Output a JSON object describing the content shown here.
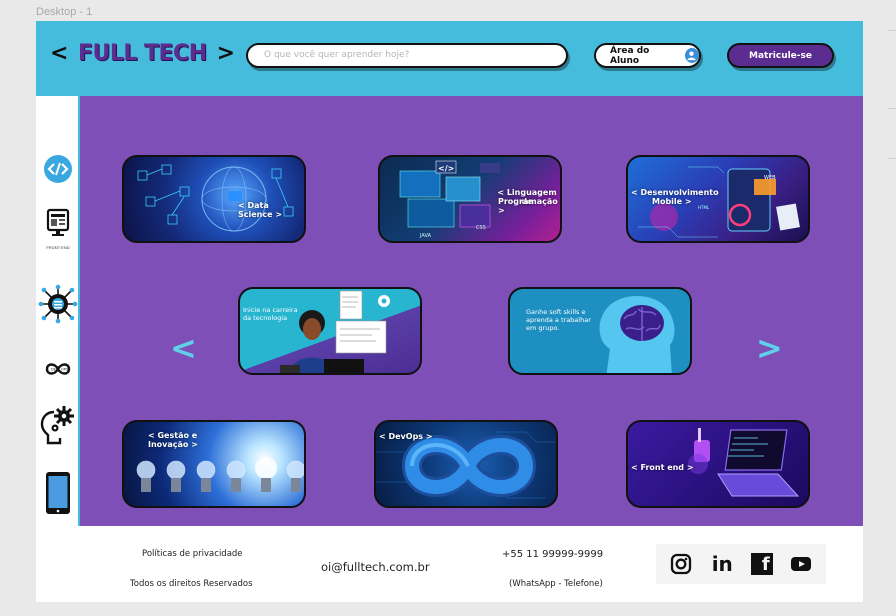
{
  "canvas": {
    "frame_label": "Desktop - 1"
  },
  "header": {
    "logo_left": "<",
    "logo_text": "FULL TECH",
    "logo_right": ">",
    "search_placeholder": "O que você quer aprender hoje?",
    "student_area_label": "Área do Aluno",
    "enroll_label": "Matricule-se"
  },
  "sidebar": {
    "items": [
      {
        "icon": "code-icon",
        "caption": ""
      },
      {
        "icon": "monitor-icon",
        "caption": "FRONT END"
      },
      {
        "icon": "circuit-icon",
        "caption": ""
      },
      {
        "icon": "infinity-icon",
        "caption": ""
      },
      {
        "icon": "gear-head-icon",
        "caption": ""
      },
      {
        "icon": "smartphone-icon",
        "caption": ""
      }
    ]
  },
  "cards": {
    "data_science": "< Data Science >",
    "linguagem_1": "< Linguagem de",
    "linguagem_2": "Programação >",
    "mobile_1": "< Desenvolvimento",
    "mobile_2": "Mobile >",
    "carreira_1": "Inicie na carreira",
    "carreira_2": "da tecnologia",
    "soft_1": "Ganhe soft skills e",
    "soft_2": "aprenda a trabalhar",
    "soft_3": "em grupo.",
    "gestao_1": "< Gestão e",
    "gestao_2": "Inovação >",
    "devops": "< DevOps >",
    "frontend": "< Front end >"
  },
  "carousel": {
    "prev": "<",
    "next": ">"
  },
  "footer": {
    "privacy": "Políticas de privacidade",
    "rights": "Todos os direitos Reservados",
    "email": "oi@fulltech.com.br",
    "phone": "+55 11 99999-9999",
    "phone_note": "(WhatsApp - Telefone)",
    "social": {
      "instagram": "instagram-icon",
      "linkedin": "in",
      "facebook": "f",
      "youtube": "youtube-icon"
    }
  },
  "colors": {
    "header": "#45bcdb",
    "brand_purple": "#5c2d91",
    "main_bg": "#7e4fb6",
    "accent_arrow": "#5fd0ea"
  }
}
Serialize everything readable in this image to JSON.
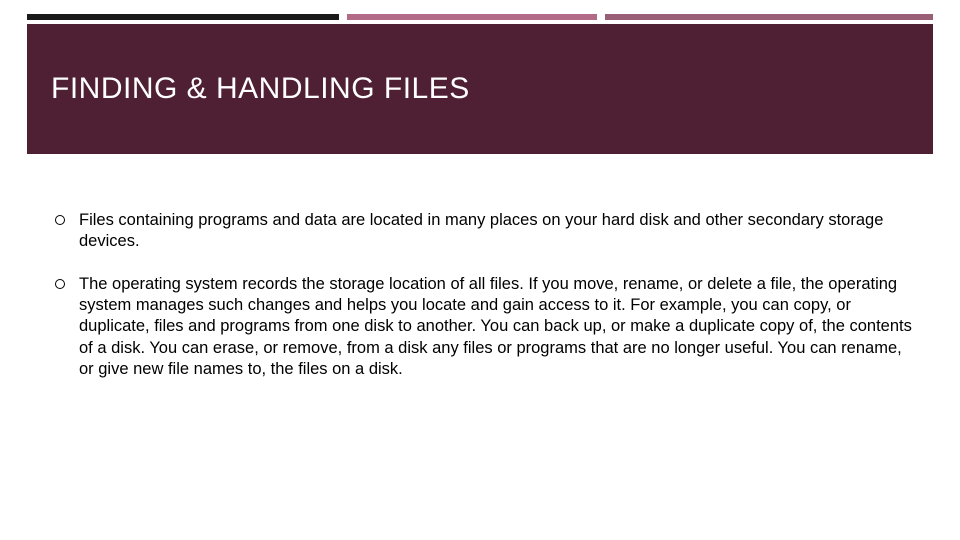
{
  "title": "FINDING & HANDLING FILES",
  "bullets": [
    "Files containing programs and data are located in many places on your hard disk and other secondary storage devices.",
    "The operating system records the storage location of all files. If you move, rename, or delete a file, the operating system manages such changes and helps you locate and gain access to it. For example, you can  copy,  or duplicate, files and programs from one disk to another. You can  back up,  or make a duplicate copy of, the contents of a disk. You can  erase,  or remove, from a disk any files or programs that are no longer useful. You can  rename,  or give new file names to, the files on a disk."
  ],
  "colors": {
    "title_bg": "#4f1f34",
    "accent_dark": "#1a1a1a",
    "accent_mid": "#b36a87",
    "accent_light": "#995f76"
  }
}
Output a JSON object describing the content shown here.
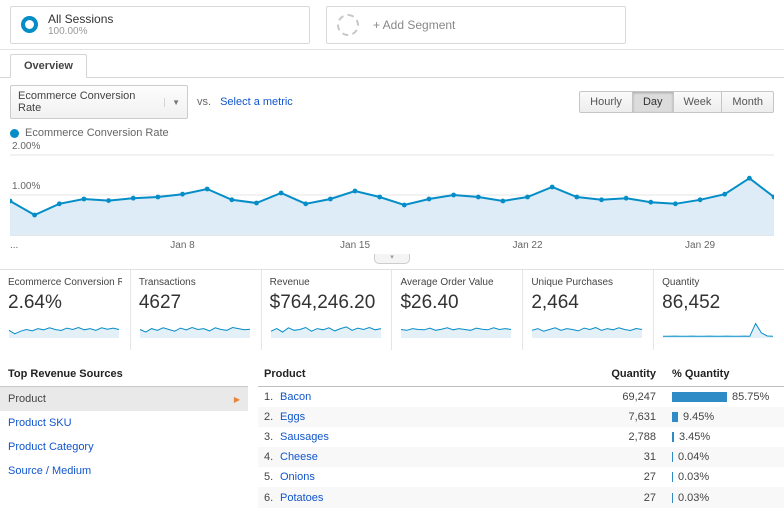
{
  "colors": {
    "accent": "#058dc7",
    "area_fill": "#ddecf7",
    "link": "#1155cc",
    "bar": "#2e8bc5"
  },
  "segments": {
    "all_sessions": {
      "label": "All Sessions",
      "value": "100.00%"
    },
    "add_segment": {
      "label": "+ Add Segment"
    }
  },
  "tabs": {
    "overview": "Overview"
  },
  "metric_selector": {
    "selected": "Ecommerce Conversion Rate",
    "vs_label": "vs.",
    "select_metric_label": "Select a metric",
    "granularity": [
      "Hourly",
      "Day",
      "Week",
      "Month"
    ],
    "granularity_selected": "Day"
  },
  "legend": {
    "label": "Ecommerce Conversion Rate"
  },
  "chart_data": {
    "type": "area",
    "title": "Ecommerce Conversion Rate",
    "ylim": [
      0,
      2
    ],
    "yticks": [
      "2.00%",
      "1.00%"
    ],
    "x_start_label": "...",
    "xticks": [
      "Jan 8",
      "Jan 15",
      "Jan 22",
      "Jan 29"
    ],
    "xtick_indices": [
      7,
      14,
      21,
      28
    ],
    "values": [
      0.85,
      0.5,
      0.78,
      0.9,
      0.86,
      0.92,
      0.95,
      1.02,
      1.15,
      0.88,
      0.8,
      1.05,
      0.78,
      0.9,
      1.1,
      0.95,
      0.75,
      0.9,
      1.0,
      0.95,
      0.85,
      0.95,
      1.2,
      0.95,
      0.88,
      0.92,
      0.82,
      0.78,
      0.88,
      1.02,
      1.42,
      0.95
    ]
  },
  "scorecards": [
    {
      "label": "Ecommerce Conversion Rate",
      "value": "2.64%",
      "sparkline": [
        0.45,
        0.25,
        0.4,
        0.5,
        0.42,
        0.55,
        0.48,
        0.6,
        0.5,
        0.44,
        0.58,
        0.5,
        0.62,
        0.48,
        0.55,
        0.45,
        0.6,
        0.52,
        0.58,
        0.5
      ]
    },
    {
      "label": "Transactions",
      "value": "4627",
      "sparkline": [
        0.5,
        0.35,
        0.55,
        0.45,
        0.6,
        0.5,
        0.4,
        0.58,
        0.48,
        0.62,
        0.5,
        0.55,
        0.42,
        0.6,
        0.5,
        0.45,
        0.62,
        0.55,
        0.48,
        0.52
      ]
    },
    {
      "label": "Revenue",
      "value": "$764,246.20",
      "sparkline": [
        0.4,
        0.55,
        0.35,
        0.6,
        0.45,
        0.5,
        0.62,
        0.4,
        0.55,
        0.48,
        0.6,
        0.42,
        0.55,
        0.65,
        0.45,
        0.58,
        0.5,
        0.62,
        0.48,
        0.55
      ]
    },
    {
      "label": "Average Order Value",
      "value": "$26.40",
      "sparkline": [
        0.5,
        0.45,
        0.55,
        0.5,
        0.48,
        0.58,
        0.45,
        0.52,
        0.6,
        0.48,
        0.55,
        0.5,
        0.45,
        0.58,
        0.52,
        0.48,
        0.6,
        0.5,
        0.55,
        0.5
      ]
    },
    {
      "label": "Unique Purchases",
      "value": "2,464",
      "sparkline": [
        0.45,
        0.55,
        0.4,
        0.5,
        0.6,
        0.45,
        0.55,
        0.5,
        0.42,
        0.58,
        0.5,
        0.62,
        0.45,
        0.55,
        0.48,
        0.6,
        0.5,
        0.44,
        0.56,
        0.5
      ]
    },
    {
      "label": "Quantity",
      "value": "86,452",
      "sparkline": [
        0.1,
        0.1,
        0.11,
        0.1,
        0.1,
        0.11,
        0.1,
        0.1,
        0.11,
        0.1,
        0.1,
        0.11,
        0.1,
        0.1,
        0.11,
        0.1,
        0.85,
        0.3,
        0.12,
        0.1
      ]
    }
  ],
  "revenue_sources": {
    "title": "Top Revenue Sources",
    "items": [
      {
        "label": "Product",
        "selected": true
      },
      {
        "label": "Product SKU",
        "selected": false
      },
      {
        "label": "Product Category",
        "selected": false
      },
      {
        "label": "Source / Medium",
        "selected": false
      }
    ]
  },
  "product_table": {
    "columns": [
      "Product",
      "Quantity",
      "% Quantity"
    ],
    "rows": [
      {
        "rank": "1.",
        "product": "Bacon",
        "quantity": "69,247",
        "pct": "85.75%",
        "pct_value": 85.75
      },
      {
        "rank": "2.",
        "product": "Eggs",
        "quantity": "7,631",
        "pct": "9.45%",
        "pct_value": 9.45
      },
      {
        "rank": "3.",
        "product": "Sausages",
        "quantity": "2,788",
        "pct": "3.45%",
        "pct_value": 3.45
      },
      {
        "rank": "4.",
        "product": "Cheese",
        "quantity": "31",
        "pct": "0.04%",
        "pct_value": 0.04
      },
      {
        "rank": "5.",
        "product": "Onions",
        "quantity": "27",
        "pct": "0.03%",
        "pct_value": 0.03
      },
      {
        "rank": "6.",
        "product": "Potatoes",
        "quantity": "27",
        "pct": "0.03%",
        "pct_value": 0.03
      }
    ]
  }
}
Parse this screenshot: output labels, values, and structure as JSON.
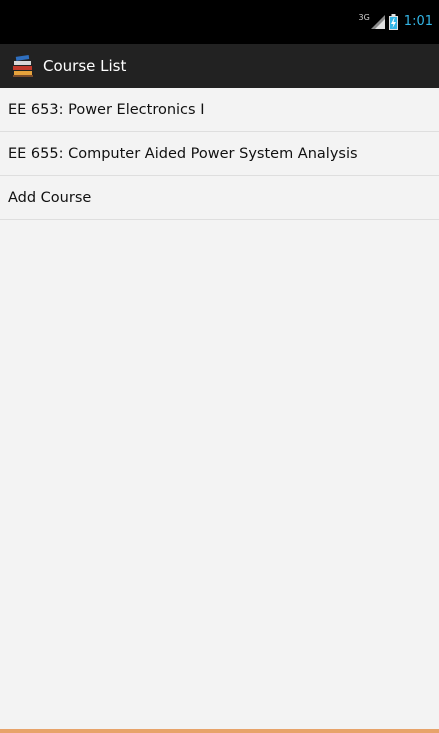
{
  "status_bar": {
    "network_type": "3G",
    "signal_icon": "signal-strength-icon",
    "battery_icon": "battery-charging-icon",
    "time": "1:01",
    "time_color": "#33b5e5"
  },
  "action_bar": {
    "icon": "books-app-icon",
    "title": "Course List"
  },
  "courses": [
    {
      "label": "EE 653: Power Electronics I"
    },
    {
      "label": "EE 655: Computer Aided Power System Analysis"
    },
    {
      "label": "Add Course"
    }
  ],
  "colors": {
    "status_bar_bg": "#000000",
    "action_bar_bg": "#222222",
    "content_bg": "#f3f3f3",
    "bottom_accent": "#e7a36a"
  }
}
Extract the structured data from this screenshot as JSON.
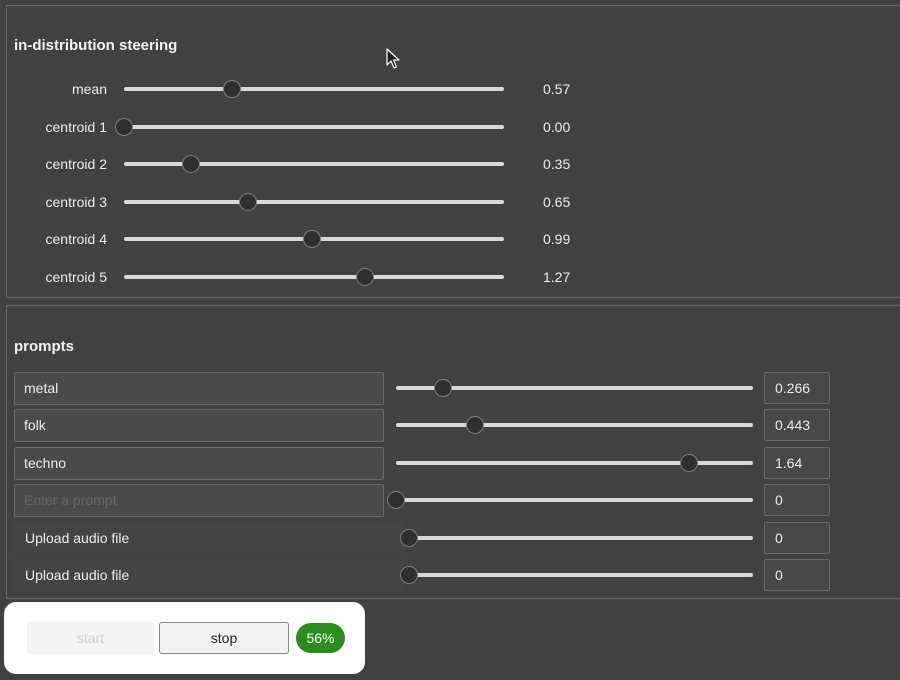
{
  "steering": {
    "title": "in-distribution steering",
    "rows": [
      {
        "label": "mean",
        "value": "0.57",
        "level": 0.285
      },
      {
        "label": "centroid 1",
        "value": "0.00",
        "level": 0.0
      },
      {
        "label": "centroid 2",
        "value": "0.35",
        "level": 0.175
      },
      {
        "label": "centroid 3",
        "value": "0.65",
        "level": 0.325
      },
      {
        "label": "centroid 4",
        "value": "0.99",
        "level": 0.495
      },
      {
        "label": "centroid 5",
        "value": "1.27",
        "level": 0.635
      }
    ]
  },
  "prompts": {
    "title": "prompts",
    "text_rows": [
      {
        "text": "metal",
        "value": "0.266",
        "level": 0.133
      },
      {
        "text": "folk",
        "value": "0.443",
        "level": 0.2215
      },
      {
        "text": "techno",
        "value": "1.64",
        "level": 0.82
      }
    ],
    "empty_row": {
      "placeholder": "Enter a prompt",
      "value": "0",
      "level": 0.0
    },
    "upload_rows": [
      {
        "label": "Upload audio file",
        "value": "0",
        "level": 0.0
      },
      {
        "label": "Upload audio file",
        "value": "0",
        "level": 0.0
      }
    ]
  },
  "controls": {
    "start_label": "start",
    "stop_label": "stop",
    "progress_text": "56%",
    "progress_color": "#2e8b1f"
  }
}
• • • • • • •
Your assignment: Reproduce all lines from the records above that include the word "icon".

Task answer:
        "icon": "code-icon",
        "icon": "monitor-icon",
        "icon": "circuit-icon",
        "icon": "infinity-icon",
        "icon": "gear-head-icon",
        "icon": "smartphone-icon",
      "instagram": "instagram-icon",
      "youtube": "youtube-icon"
    "signal_icon": "signal-strength-icon",
    "battery_icon": "battery-charging-icon",
    "icon": "books-app-icon",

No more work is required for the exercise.